* **What is expected**: Single out the lines of the material that contain "this" and copy them.

•••

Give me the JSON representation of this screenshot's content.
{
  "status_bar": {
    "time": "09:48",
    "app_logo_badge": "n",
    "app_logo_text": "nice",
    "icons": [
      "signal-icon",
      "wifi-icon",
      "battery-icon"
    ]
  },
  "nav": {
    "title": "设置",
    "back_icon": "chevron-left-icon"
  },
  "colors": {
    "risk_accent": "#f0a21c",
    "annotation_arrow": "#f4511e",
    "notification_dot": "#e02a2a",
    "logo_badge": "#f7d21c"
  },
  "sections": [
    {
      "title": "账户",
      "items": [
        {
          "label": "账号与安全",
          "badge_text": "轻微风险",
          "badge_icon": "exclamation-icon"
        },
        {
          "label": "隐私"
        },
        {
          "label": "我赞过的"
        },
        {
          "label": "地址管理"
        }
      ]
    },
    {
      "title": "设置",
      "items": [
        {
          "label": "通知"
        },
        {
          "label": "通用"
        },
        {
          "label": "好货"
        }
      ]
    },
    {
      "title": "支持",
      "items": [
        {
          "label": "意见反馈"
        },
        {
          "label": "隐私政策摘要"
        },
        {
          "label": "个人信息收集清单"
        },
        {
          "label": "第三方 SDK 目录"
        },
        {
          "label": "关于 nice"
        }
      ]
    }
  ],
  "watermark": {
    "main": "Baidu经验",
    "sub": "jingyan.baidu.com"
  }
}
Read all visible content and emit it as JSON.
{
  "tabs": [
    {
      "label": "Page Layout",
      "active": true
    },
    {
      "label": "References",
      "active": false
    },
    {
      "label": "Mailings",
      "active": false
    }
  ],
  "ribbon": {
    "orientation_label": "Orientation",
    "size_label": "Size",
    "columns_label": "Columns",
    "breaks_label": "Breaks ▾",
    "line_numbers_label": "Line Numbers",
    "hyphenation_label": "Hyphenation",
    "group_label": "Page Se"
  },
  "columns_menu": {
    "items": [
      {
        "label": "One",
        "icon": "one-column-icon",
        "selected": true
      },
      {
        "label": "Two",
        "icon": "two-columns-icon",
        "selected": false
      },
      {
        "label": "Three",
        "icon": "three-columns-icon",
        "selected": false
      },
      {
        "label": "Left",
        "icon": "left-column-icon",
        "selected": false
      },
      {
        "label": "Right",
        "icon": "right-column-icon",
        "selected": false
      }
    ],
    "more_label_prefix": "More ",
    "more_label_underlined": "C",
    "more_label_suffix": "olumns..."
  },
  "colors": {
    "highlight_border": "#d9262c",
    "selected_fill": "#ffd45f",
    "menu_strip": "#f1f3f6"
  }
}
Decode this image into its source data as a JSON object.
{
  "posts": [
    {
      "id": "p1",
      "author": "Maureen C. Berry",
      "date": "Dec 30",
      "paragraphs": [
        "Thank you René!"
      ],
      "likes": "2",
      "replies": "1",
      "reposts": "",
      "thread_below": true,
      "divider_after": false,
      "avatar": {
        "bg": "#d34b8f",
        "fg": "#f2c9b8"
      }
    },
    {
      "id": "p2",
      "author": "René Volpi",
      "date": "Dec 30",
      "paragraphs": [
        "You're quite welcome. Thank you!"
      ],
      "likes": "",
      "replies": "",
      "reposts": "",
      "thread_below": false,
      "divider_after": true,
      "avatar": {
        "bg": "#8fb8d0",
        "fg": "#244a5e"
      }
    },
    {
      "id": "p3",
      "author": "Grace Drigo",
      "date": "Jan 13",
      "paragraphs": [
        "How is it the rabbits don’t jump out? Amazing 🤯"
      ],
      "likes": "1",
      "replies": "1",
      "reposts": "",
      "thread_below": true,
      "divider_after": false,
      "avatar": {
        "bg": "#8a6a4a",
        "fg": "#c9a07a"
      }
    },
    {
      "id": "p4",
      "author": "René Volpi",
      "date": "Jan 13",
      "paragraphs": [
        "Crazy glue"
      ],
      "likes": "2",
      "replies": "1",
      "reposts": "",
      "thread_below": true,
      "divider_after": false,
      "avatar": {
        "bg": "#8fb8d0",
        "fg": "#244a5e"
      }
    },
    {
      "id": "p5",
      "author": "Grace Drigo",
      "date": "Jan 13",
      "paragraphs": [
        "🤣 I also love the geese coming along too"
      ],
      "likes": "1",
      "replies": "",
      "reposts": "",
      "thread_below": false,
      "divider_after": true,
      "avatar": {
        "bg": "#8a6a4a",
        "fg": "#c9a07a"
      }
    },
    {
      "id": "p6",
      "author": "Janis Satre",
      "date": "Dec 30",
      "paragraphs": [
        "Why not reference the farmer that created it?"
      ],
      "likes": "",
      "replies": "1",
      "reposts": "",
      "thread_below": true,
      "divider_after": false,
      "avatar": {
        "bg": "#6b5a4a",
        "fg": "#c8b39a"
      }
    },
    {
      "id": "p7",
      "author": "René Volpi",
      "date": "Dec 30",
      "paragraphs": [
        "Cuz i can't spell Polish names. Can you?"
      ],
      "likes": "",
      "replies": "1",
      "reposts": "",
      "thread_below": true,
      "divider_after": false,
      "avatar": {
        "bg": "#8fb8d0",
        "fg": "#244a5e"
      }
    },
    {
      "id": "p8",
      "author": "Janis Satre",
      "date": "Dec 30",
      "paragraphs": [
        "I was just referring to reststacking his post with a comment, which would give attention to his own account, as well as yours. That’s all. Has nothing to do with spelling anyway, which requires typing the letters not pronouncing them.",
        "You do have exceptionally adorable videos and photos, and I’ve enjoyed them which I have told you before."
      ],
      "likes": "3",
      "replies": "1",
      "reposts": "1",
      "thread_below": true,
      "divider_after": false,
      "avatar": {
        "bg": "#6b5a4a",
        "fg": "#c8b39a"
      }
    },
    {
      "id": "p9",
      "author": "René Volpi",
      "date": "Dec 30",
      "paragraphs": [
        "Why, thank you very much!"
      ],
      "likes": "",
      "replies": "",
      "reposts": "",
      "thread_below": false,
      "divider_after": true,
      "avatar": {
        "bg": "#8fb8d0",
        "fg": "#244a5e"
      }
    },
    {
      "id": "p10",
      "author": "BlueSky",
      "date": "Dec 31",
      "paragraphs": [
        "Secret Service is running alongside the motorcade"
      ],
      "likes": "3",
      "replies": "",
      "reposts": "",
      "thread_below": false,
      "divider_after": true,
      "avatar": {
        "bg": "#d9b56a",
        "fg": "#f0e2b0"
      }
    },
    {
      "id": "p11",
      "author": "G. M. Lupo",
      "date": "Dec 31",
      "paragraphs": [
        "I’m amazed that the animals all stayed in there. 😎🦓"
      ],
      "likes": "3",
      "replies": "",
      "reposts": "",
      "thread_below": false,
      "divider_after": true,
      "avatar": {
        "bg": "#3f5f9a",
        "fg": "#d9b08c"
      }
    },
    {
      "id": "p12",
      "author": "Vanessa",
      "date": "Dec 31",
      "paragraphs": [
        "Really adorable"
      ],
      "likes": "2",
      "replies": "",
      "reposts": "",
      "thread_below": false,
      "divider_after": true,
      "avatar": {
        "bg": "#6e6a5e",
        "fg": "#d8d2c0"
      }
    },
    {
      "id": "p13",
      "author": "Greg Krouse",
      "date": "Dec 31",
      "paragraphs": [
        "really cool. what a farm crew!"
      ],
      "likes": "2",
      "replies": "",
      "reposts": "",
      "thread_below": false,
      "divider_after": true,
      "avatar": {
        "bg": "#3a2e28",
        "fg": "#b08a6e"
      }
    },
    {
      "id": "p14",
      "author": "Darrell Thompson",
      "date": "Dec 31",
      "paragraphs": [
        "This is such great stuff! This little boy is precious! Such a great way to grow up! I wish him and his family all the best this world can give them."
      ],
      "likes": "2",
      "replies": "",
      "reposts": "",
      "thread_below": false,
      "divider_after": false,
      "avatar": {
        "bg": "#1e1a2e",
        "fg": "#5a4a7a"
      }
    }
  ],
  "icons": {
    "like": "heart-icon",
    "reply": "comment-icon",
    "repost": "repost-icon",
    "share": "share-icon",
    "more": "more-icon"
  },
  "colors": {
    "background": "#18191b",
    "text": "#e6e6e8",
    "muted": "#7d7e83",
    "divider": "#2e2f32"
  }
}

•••

* **Your response**:
Give me the JSON representation of this screenshot's content.
Decode this image into its source data as a JSON object.
        "This is such great stuff! This little boy is precious! Such a great way to grow up! I wish him and his family all the best this world can give them."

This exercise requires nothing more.